== Assignment ==
Read the data line by line and say how many lines contain the string "Available", giving the number alone.

══ Supplied records

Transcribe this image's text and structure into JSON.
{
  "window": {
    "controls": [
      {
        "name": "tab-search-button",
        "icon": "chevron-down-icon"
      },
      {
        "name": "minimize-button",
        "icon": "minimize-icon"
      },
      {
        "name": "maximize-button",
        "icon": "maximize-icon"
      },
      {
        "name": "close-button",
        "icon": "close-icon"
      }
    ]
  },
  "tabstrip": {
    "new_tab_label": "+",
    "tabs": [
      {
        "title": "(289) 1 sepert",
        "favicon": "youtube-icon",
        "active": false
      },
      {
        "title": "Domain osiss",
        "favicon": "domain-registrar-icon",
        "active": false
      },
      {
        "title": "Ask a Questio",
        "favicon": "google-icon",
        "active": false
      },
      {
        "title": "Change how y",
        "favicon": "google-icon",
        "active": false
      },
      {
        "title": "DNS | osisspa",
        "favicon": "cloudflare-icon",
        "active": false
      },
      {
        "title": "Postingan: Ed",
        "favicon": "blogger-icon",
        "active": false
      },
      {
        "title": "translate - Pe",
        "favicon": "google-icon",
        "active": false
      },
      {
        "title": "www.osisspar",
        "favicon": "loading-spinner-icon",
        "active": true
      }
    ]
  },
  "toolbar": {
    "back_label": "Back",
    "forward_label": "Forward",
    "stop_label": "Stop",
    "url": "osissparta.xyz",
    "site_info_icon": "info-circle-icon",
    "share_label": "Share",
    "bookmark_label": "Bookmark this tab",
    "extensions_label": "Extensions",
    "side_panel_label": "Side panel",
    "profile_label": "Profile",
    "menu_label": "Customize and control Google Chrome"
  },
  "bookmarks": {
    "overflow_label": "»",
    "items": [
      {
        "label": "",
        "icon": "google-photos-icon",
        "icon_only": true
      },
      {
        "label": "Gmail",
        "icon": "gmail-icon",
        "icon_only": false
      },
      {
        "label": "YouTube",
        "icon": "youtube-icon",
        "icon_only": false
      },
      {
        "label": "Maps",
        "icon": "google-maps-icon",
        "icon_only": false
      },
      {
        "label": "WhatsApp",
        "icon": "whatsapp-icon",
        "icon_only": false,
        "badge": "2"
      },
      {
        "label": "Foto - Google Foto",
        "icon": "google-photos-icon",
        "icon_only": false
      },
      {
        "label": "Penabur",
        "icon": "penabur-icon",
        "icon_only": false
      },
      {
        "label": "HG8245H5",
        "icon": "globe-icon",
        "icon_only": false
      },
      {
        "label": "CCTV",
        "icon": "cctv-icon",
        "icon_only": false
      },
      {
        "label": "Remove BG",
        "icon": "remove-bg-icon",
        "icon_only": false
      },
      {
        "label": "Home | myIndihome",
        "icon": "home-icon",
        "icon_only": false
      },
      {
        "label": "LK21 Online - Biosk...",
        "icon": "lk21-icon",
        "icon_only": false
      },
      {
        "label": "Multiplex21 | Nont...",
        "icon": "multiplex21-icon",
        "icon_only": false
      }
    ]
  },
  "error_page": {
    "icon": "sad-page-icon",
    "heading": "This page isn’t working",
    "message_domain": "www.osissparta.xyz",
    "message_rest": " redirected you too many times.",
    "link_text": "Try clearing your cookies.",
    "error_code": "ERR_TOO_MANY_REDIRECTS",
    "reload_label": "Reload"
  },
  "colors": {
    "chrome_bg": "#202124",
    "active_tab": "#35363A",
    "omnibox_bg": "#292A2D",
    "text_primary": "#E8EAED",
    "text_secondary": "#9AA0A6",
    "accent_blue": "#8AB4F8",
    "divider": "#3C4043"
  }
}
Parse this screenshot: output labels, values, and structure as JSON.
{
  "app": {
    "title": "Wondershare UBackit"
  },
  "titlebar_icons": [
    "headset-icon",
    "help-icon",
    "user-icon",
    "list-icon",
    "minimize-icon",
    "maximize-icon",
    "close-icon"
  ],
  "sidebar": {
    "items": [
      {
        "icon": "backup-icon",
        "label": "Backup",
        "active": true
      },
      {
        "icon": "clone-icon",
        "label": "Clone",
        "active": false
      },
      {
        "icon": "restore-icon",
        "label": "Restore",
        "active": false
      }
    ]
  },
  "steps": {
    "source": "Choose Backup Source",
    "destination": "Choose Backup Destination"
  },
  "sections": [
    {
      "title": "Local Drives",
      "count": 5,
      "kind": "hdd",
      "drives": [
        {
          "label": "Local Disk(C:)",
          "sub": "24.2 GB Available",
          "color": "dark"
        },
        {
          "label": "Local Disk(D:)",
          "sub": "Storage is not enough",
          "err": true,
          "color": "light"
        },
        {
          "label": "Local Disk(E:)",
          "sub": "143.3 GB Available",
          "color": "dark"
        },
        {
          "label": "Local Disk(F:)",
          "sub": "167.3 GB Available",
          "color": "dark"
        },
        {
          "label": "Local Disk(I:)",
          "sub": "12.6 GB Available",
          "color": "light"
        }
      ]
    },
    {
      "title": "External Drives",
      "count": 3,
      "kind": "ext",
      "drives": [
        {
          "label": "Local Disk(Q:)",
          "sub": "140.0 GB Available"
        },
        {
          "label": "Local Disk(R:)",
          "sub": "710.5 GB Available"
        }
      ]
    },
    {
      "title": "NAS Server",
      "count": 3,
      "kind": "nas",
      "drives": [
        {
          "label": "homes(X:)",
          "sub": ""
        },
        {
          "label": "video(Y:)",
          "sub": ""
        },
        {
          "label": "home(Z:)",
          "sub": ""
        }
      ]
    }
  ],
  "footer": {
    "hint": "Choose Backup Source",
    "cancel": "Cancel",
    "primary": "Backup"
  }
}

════

== Task result ==
6